How appropriate the 2021 Shochugeiko commemorative shirt as designed by Kyoshi Sherry Kembre illustrates what most of us have experienced since our last Shochugeiko training in July 2019. The comradery of training together was truly missed during the COVID shutdown saga. I, Renshi Don Schmidt, am looking forward to our group training again in October. The first day I wore the commemorative shirt I was complimented on the design, but the person asked "What is the third choice"?
Shochugeiko this year occurred under the threat of severe weather. But we donned our gi and showed up at Big Bone State Park and began training under cloudy conditions. Kyoshi Kembre led the first hour and as soon as we got hot, a light shower occurred. Well, maybe a heavy shower, but no lightning. Peeks of sun steamed up our training area on occasion, but then another shower moved through. AWESOME! The field was soaked like a sponge and as we did kicking drills in sunshine, water sprayed from feet in every direction. Personally, I was looking forward to turning around to give some pay back with my size 13 wet feet. The more hip or snap in maigeri keage, one could spew water two rows forward. I also learned that training on a sponge field cleansed my feet so I did not have to spend two days getting dirt off the bottoms of my feet.
The second hour involved Sensei Bill DiGrezio leading black belts through kata while Kyoshi Kembre led the kyu ranks through kata. Same weather conditions prevailed, but our spirit overcame.

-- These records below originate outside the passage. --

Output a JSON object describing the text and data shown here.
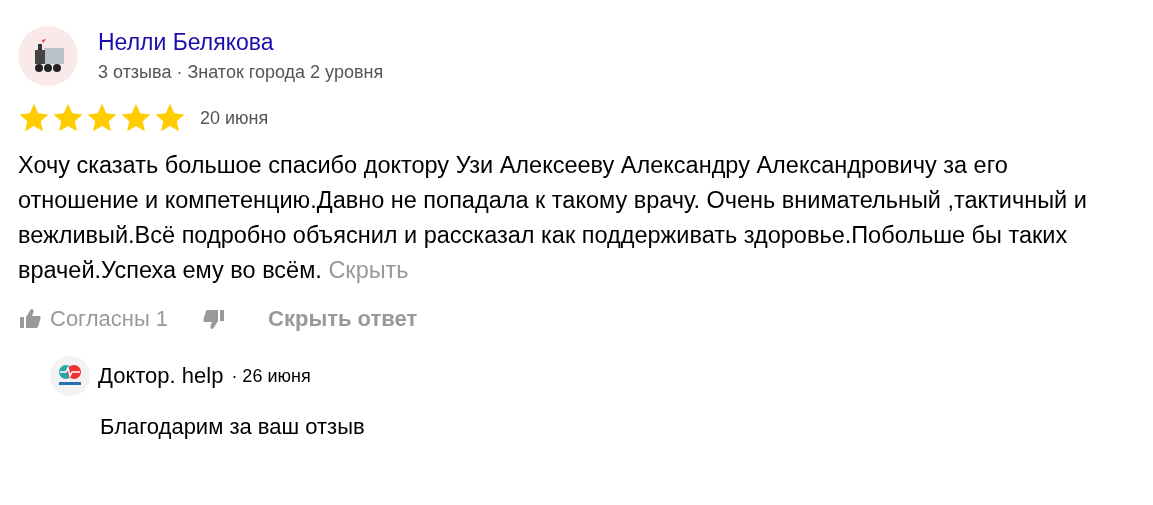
{
  "review": {
    "author": "Нелли Белякова",
    "meta": "3 отзыва · Знаток города 2 уровня",
    "stars": 5,
    "date": "20 июня",
    "text": "Хочу сказать большое спасибо доктору Узи Алексееву Александру Александровичу за его отношение и компетенцию.Давно не попадала к такому врачу. Очень внимательный ,тактичный и вежливый.Всё подробно объяснил и рассказал как поддерживать здоровье.Побольше бы таких врачей.Успеха ему во всём.",
    "collapse_link": "Скрыть"
  },
  "actions": {
    "like_label": "Согласны 1",
    "hide_reply": "Скрыть ответ"
  },
  "reply": {
    "author": "Доктор. help",
    "date": "· 26 июня",
    "text": "Благодарим за ваш отзыв"
  }
}
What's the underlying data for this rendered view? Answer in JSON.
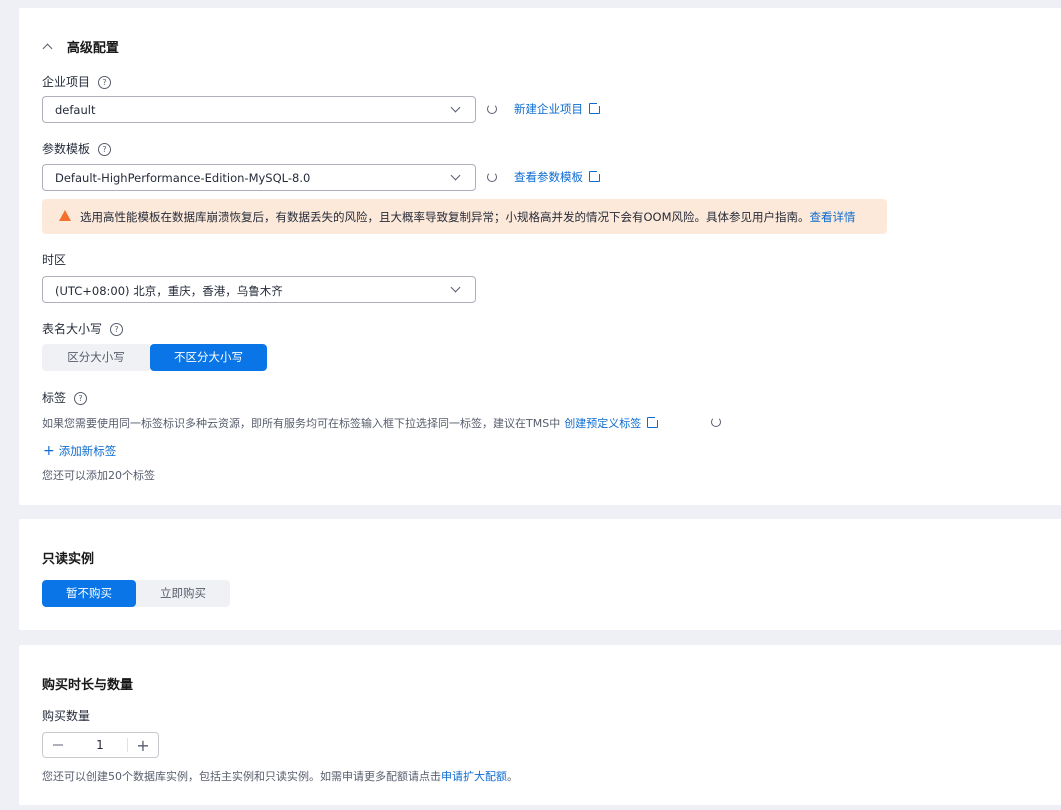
{
  "advanced": {
    "title": "高级配置",
    "enterprise_project": {
      "label": "企业项目",
      "value": "default",
      "link": "新建企业项目"
    },
    "param_template": {
      "label": "参数模板",
      "value": "Default-HighPerformance-Edition-MySQL-8.0",
      "link": "查看参数模板"
    },
    "warning": {
      "text": "选用高性能模板在数据库崩溃恢复后，有数据丢失的风险，且大概率导致复制异常；小规格高并发的情况下会有OOM风险。具体参见用户指南。",
      "link": "查看详情"
    },
    "timezone": {
      "label": "时区",
      "value": "(UTC+08:00) 北京，重庆，香港，乌鲁木齐"
    },
    "case_sensitivity": {
      "label": "表名大小写",
      "options": [
        "区分大小写",
        "不区分大小写"
      ],
      "selected": "不区分大小写"
    },
    "tags": {
      "label": "标签",
      "desc": "如果您需要使用同一标签标识多种云资源，即所有服务均可在标签输入框下拉选择同一标签，建议在TMS中",
      "link": "创建预定义标签",
      "add": "添加新标签",
      "remaining": "您还可以添加20个标签"
    }
  },
  "readonly": {
    "title": "只读实例",
    "options": [
      "暂不购买",
      "立即购买"
    ],
    "selected": "暂不购买"
  },
  "purchase": {
    "title": "购买时长与数量",
    "quantity_label": "购买数量",
    "quantity": "1",
    "note": "您还可以创建50个数据库实例，包括主实例和只读实例。如需申请更多配额请点击",
    "note_link": "申请扩大配额",
    "note_end": "。"
  }
}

The last two hours of the clinic involved kobudo and since we were in a field we trained with bo. Hanshi Devorah Herbst, Founder/President of RyuKyu Kobudo Hozon Shinkokai, Beikoku So Honbu, taught advanced ranks bo kihon and Shuji no Kon Sho. Renshi Eric Ford taught beginner and intermediate ranks bo kihon and Sakagawa no Kon Sho. I taught beginner children bo kihon and introduced them to Taikyoku no Kon Sho. The last hour of the clinic was in full sunshine and the children could not be contained any longer as they loaded up with water balloons and devised a plan of attack on the intermediate kyu ranks. They left the advanced ranks alone.
Pandemic conditions were yielded to so we did not have our pot luck banquet after the training. Additionally, the training focused on social distancing. Participants, if they chose, brought their own picnic lunch which added to the comradery of being together again. After the clinic all participants in the field turned to Meiyo Hanshi Barbara Dometrich in the shelter and gave her banzai cheer in recognition of her accomplishments.
Older entries can be found in the U.S. Chito-kai history pages.